What the task requires
Copy each line below that contains "spent".

Listed records

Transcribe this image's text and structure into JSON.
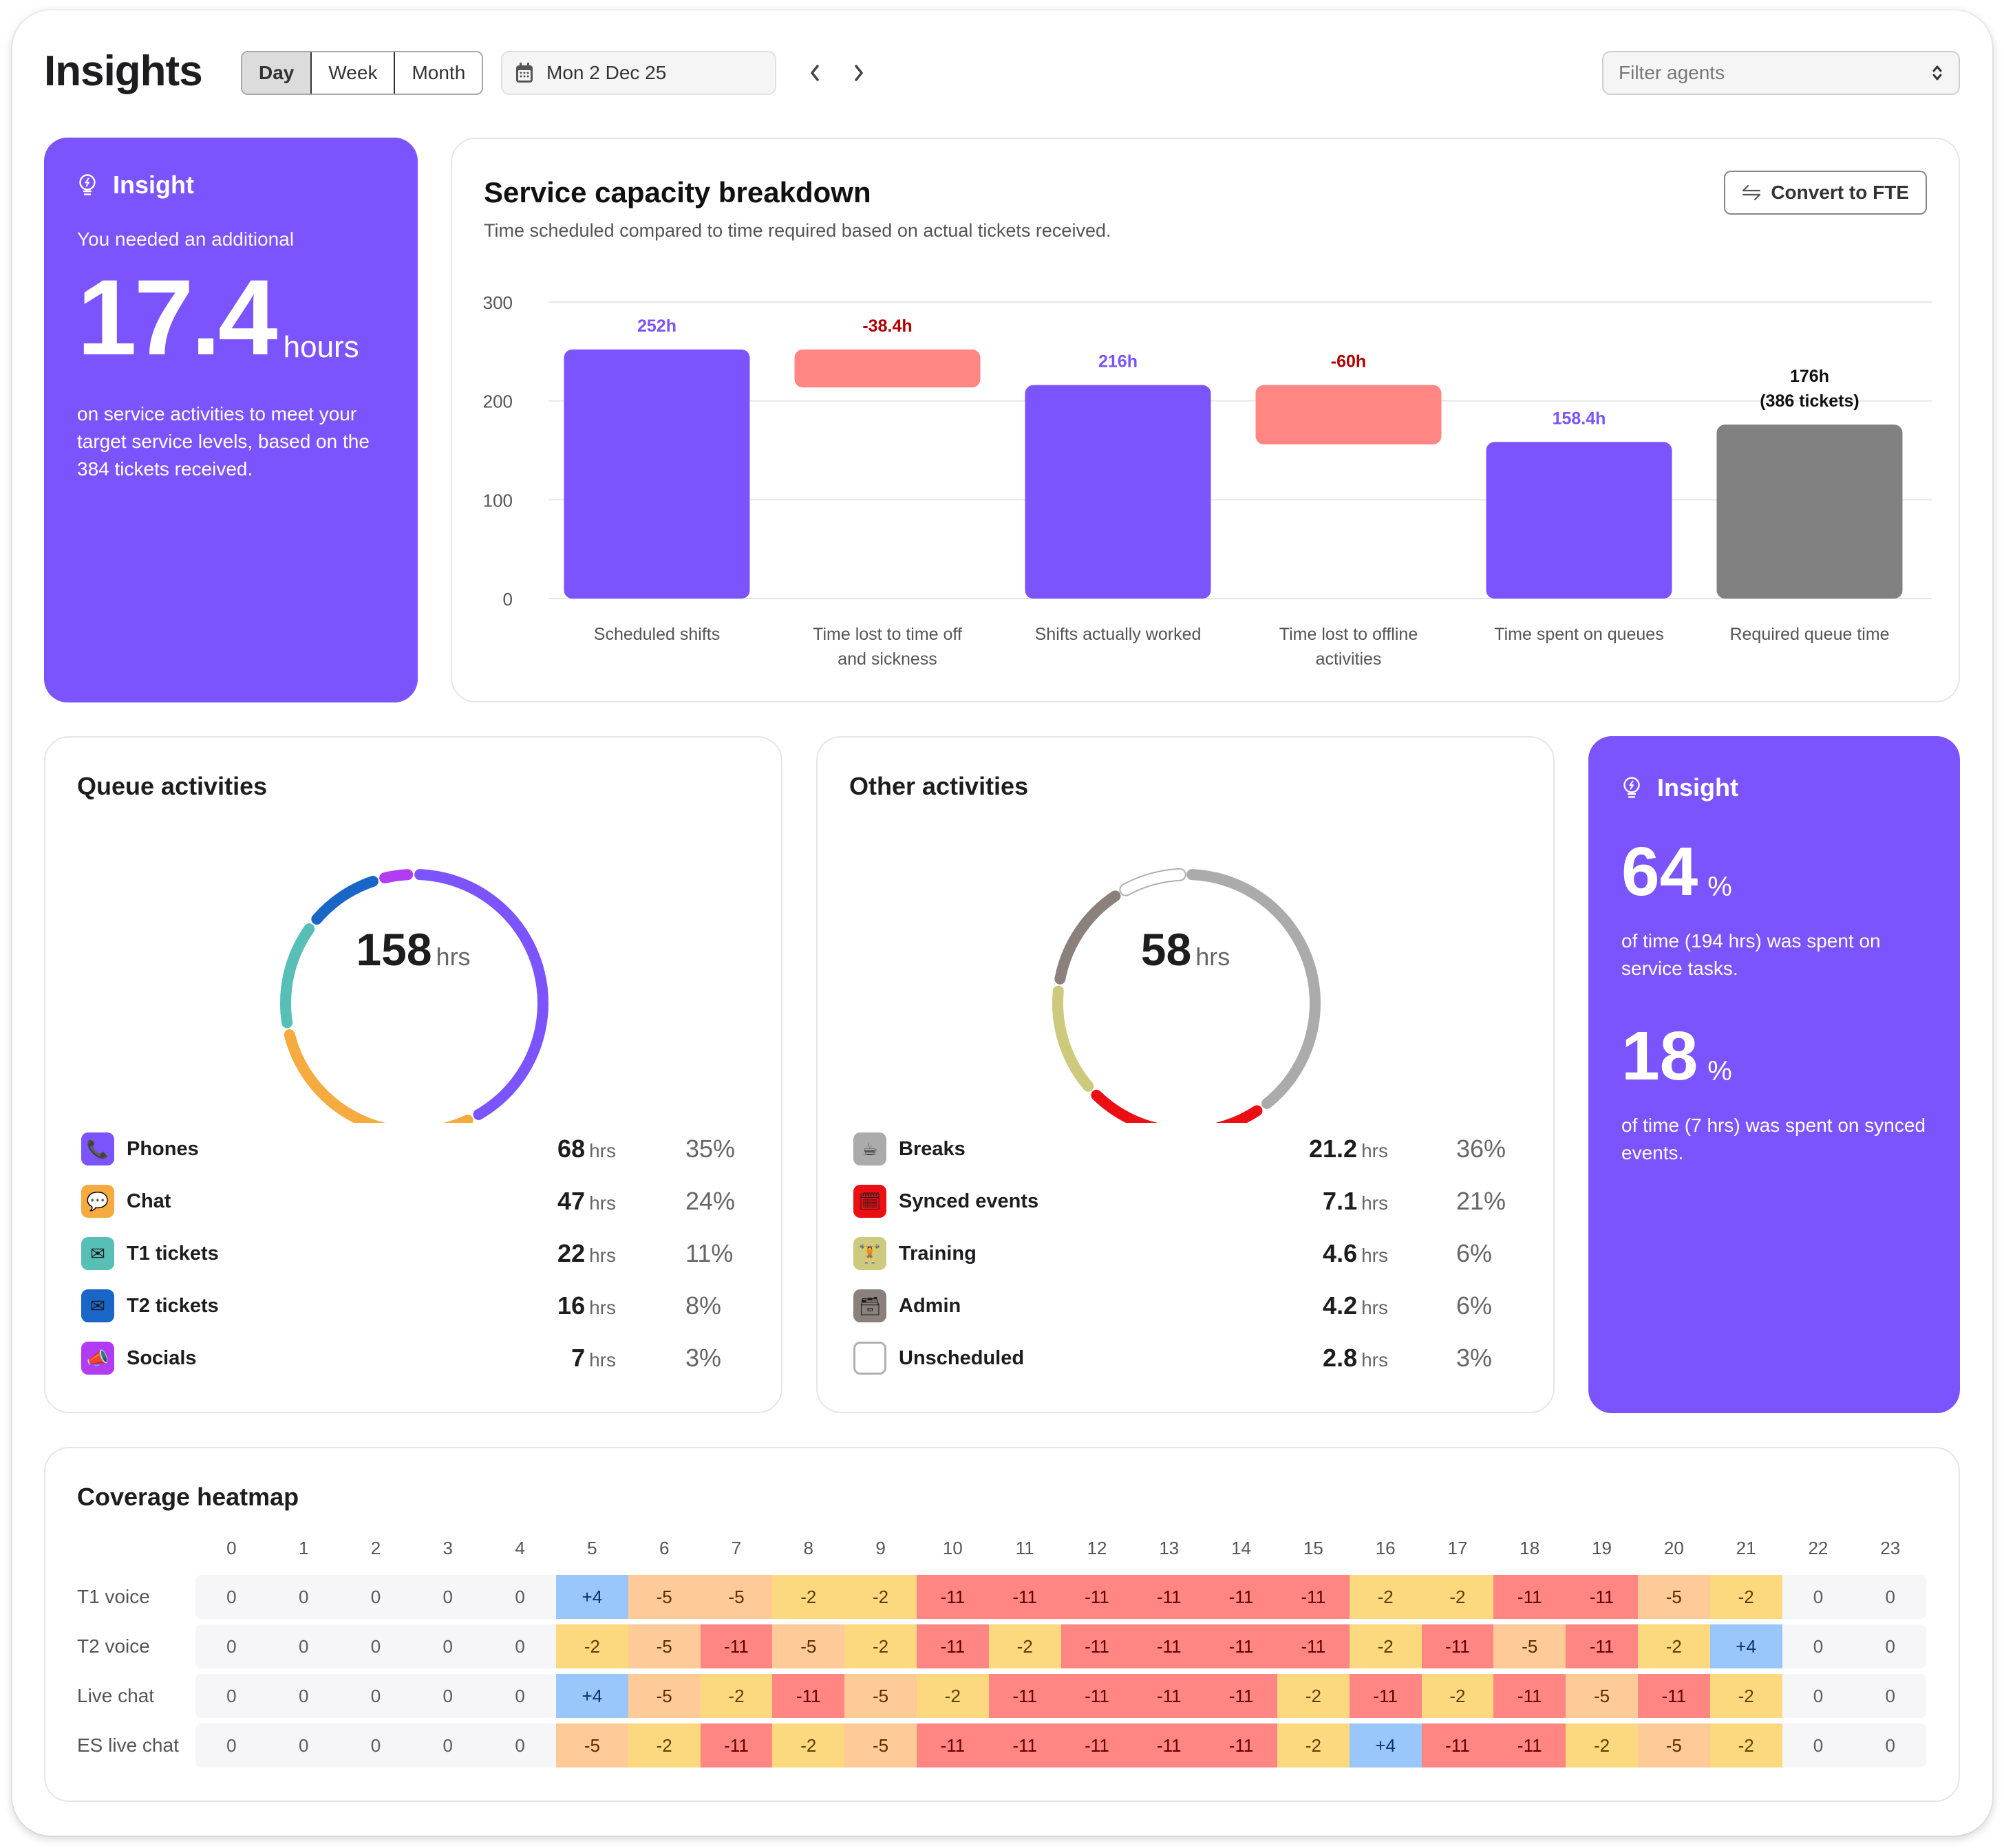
{
  "header": {
    "title": "Insights",
    "period_tabs": [
      {
        "label": "Day",
        "active": true
      },
      {
        "label": "Week",
        "active": false
      },
      {
        "label": "Month",
        "active": false
      }
    ],
    "date": "Mon 2 Dec 25",
    "prev_icon": "chevron-left-icon",
    "next_icon": "chevron-right-icon",
    "filter_placeholder": "Filter agents"
  },
  "insight_card_1": {
    "title": "Insight",
    "icon": "lightbulb-icon",
    "lead": "You needed an additional",
    "value": "17.4",
    "unit": "hours",
    "description": "on service activities to meet your target service levels, based on the 384 tickets received."
  },
  "capacity": {
    "title": "Service capacity breakdown",
    "subtitle": "Time scheduled compared to time required based on actual tickets received.",
    "convert_button": "Convert to FTE",
    "colors": {
      "positive": "#7b54fd",
      "loss": "#ff8682",
      "required": "#818181",
      "loss_label": "#b00000",
      "positive_label": "#7b54fd",
      "required_label": "#111111"
    }
  },
  "chart_data": {
    "type": "bar",
    "subtype": "waterfall",
    "title": "Service capacity breakdown",
    "ylabel": "",
    "xlabel": "",
    "ylim": [
      0,
      300
    ],
    "yticks": [
      0,
      100,
      200,
      300
    ],
    "grid": true,
    "categories": [
      "Scheduled shifts",
      "Time lost to time off and sickness",
      "Shifts actually worked",
      "Time lost to offline activities",
      "Time spent on queues",
      "Required queue time"
    ],
    "category_lines": [
      [
        "Scheduled shifts"
      ],
      [
        "Time lost to time off",
        "and sickness"
      ],
      [
        "Shifts actually worked"
      ],
      [
        "Time lost to offline",
        "activities"
      ],
      [
        "Time spent on queues"
      ],
      [
        "Required queue time"
      ]
    ],
    "bars": [
      {
        "kind": "total",
        "start": 0,
        "end": 252,
        "label": [
          "252h"
        ]
      },
      {
        "kind": "loss",
        "start": 252,
        "end": 213.6,
        "label": [
          "-38.4h"
        ]
      },
      {
        "kind": "total",
        "start": 0,
        "end": 216,
        "label": [
          "216h"
        ]
      },
      {
        "kind": "loss",
        "start": 216,
        "end": 156,
        "label": [
          "-60h"
        ]
      },
      {
        "kind": "total",
        "start": 0,
        "end": 158.4,
        "label": [
          "158.4h"
        ]
      },
      {
        "kind": "required",
        "start": 0,
        "end": 176,
        "label": [
          "176h",
          "(386 tickets)"
        ]
      }
    ]
  },
  "queue_activities": {
    "title": "Queue activities",
    "total": "158",
    "unit": "hrs",
    "items": [
      {
        "label": "Phones",
        "hours": "68",
        "pct": "35%",
        "value": 68,
        "color": "#7b54fd",
        "icon": "phone-icon",
        "glyph": "📞"
      },
      {
        "label": "Chat",
        "hours": "47",
        "pct": "24%",
        "value": 47,
        "color": "#f5ab3f",
        "icon": "chat-bubble-icon",
        "glyph": "💬"
      },
      {
        "label": "T1 tickets",
        "hours": "22",
        "pct": "11%",
        "value": 22,
        "color": "#58bfb7",
        "icon": "envelope-icon",
        "glyph": "✉"
      },
      {
        "label": "T2 tickets",
        "hours": "16",
        "pct": "8%",
        "value": 16,
        "color": "#1966c8",
        "icon": "envelope-icon",
        "glyph": "✉"
      },
      {
        "label": "Socials",
        "hours": "7",
        "pct": "3%",
        "value": 7,
        "color": "#b13cf3",
        "icon": "megaphone-icon",
        "glyph": "📣"
      }
    ]
  },
  "other_activities": {
    "title": "Other activities",
    "total": "58",
    "unit": "hrs",
    "items": [
      {
        "label": "Breaks",
        "hours": "21.2",
        "pct": "36%",
        "value": 21.2,
        "color": "#ababab",
        "icon": "coffee-icon",
        "glyph": "☕"
      },
      {
        "label": "Synced events",
        "hours": "7.1",
        "pct": "21%",
        "value": 12.2,
        "color": "#eb0e13",
        "icon": "calendar-icon",
        "glyph": "🗓"
      },
      {
        "label": "Training",
        "hours": "4.6",
        "pct": "6%",
        "value": 7.5,
        "color": "#cdc97d",
        "icon": "weightlifter-icon",
        "glyph": "🏋"
      },
      {
        "label": "Admin",
        "hours": "4.2",
        "pct": "6%",
        "value": 7.5,
        "color": "#8a817c",
        "icon": "card-box-icon",
        "glyph": "🗃"
      },
      {
        "label": "Unscheduled",
        "hours": "2.8",
        "pct": "3%",
        "value": 4.5,
        "color": "#ffffff",
        "outline": "#b0b0b0",
        "icon": "empty-square-icon",
        "glyph": ""
      }
    ]
  },
  "insight_card_2": {
    "title": "Insight",
    "icon": "lightbulb-icon",
    "stat1_value": "64",
    "stat1_unit": "%",
    "stat1_desc": "of time (194 hrs) was spent on service tasks.",
    "stat2_value": "18",
    "stat2_unit": "%",
    "stat2_desc": "of time (7 hrs) was spent on synced events."
  },
  "heatmap": {
    "title": "Coverage heatmap",
    "hours": [
      "0",
      "1",
      "2",
      "3",
      "4",
      "5",
      "6",
      "7",
      "8",
      "9",
      "10",
      "11",
      "12",
      "13",
      "14",
      "15",
      "16",
      "17",
      "18",
      "19",
      "20",
      "21",
      "22",
      "23"
    ],
    "colors": {
      "zero": {
        "bg": "transparent",
        "fg": "#5a5a5e"
      },
      "+4": {
        "bg": "#9ac7fb",
        "fg": "#0c2f70"
      },
      "-2": {
        "bg": "#fcd97f",
        "fg": "#5a4000"
      },
      "-5": {
        "bg": "#fdca98",
        "fg": "#5a2c00"
      },
      "-11": {
        "bg": "#ff8682",
        "fg": "#5e0000"
      }
    },
    "rows": [
      {
        "label": "T1 voice",
        "values": [
          "0",
          "0",
          "0",
          "0",
          "0",
          "+4",
          "-5",
          "-5",
          "-2",
          "-2",
          "-11",
          "-11",
          "-11",
          "-11",
          "-11",
          "-11",
          "-2",
          "-2",
          "-11",
          "-11",
          "-5",
          "-2",
          "0",
          "0"
        ]
      },
      {
        "label": "T2 voice",
        "values": [
          "0",
          "0",
          "0",
          "0",
          "0",
          "-2",
          "-5",
          "-11",
          "-5",
          "-2",
          "-11",
          "-2",
          "-11",
          "-11",
          "-11",
          "-11",
          "-2",
          "-11",
          "-5",
          "-11",
          "-2",
          "+4",
          "0",
          "0"
        ]
      },
      {
        "label": "Live chat",
        "values": [
          "0",
          "0",
          "0",
          "0",
          "0",
          "+4",
          "-5",
          "-2",
          "-11",
          "-5",
          "-2",
          "-11",
          "-11",
          "-11",
          "-11",
          "-2",
          "-11",
          "-2",
          "-11",
          "-5",
          "-11",
          "-2",
          "0",
          "0"
        ]
      },
      {
        "label": "ES live chat",
        "values": [
          "0",
          "0",
          "0",
          "0",
          "0",
          "-5",
          "-2",
          "-11",
          "-2",
          "-5",
          "-11",
          "-11",
          "-11",
          "-11",
          "-11",
          "-2",
          "+4",
          "-11",
          "-11",
          "-2",
          "-5",
          "-2",
          "0",
          "0"
        ]
      }
    ]
  }
}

Result of the exercise
      "Time spent on queues",
        "Time spent on queues"
    "stat1_desc": "of time (194 hrs) was spent on service tasks.",
    "stat2_desc": "of time (7 hrs) was spent on synced events."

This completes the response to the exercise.